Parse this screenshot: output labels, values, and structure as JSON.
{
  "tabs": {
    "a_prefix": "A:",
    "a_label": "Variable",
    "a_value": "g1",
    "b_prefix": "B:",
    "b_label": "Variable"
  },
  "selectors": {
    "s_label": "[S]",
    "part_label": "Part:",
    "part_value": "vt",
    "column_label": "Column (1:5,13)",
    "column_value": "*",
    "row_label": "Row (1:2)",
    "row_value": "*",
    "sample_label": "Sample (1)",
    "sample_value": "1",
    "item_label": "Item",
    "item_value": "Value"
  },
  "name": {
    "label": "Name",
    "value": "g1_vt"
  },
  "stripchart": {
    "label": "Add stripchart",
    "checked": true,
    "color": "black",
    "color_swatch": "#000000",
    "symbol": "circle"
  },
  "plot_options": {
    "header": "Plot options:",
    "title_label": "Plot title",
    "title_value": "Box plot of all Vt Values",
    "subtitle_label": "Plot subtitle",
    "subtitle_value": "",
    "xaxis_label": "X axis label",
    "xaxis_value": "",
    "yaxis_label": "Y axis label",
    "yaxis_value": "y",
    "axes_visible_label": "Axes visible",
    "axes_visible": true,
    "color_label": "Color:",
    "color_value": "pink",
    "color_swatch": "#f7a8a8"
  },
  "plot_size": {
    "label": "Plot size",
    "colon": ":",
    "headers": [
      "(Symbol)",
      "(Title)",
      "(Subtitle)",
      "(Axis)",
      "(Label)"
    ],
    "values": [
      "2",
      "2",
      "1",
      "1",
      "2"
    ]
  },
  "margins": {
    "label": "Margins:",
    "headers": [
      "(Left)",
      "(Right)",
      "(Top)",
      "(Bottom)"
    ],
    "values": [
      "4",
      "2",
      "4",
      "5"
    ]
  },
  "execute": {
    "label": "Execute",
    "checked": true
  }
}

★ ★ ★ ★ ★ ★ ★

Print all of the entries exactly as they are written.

Parse this screenshot: output labels, values, and structure as JSON.
{
  "tabs": {
    "a_prefix": "A:",
    "a_label": "Variable",
    "a_value": "g1",
    "b_prefix": "B:",
    "b_label": "Variable"
  },
  "selectors": {
    "s_label": "[S]",
    "part_label": "Part:",
    "part_value": "vt",
    "column_label": "Column (1:5,13)",
    "column_value": "*",
    "row_label": "Row (1:2)",
    "row_value": "*",
    "sample_label": "Sample (1)",
    "sample_value": "1",
    "item_label": "Item",
    "item_value": "Value"
  },
  "name": {
    "label": "Name",
    "value": "g1_vt"
  },
  "stripchart": {
    "label": "Add stripchart",
    "checked": true,
    "color": "black",
    "color_swatch": "#000000",
    "symbol": "circle"
  },
  "plot_options": {
    "header": "Plot options:",
    "title_label": "Plot title",
    "title_value": "Box plot of all Vt Values",
    "subtitle_label": "Plot subtitle",
    "subtitle_value": "",
    "xaxis_label": "X axis label",
    "xaxis_value": "",
    "yaxis_label": "Y axis label",
    "yaxis_value": "y",
    "axes_visible_label": "Axes visible",
    "axes_visible": true,
    "color_label": "Color:",
    "color_value": "pink",
    "color_swatch": "#f7a8a8"
  },
  "plot_size": {
    "label": "Plot size",
    "colon": ":",
    "headers": [
      "(Symbol)",
      "(Title)",
      "(Subtitle)",
      "(Axis)",
      "(Label)"
    ],
    "values": [
      "2",
      "2",
      "1",
      "1",
      "2"
    ]
  },
  "margins": {
    "label": "Margins:",
    "headers": [
      "(Left)",
      "(Right)",
      "(Top)",
      "(Bottom)"
    ],
    "values": [
      "4",
      "2",
      "4",
      "5"
    ]
  },
  "execute": {
    "label": "Execute",
    "checked": true
  }
}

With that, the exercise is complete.